Mike Yakawich, who represents Ward 1 on the Billings City Council, seeks four more years to continue work that’s included helping residents replace lead pipes, painting over graffiti and revitalizing neighborhood task forces.
Yakawich, 57, filed at the Yellowstone County Courthouse for re-election Thursday, the first day candidates could do so.
“It’s not a ‘me’ thing,” Yakawich said. “I can’t do it without constituents, the rest of the City Council and city staff.”
In a ward that includes the South Side and portions of downtown and the Heights, Yakawich is involved with six neighborhood task forces: Southwest Corridor, South Side, Pioneer Park, North Park, Heights and Central/Terry. The first five “are going strong,” he said, but Central/Terry “needs to be revitalized. I try to get to every meeting and encourage them, but a few (task forces) are limping along.”

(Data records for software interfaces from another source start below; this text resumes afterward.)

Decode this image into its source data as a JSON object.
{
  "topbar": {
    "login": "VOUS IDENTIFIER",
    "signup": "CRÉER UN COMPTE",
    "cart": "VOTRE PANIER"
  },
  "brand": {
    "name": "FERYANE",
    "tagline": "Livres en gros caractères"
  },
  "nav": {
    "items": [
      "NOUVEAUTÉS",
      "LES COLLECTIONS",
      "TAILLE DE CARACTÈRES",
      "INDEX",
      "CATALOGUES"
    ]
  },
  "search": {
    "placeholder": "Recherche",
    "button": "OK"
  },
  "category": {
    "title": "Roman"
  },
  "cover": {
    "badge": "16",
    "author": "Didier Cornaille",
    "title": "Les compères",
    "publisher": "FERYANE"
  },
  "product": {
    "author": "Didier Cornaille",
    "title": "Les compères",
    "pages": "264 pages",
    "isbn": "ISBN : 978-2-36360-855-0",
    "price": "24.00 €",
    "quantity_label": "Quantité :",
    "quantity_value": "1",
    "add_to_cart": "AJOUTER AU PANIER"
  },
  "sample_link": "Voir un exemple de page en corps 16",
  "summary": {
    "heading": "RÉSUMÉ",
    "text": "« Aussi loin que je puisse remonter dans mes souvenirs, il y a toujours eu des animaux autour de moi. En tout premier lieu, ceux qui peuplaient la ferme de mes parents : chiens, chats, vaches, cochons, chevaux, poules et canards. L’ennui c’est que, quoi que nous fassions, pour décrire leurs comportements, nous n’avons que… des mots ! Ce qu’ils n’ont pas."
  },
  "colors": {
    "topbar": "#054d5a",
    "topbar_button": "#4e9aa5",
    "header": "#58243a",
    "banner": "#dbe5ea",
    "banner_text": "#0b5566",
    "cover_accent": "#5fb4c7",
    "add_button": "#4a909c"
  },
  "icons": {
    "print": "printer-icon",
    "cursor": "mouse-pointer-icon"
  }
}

In addition to answering questions and doing what he can for constituents, Yakawich is the new president of the South Side Community Center and attends monthly meetings of both the South Billings Urban Renewal District and the East Billings Urban Renewal Districts.
He founded the March Against Drugs and Violence and organized an annual event for first responders following the Sept. 11, 2001, terrorist attacks.
“I’m a workaholic. I know it,” he said. “I lose energy if I don’t see we’re accomplishing things.”
On Wednesday night, “I closed my laptop at midnight. Fortunately, I can do a lot of work from home.”
Yakawich is regional director of the nonprofit Global Peace Foundation. His work focuses on preventing suicide and substance abuse. “I’m getting paid for doing what I like to do,” he said.
He’s also a member of the FBI’s human trafficking task force.
“I try not to use a position on the City Council as a bully pulpit,” he said. “I just find out what people need.”
“I find my number one (City Council) duty is answering the phone, listening and being on site,” he said. “People more than anything just want to be heard.”
On Wednesday, he said, a city street crew showed up near a constituent’s home to fill some potholes that the constituent had identified.
“He said, ‘I didn’t expect you to come by so soon,’” Yakawich said. “They are so grateful.”
Yakawich said over four years he's knocked on 900 doors in his ward. He's having 5,000 pieces of campaign literature printed for the current campaign.
"I'm not going to take anything for granted," he said.
He and his wife, Yukiko, have five children with a grandchild on the way.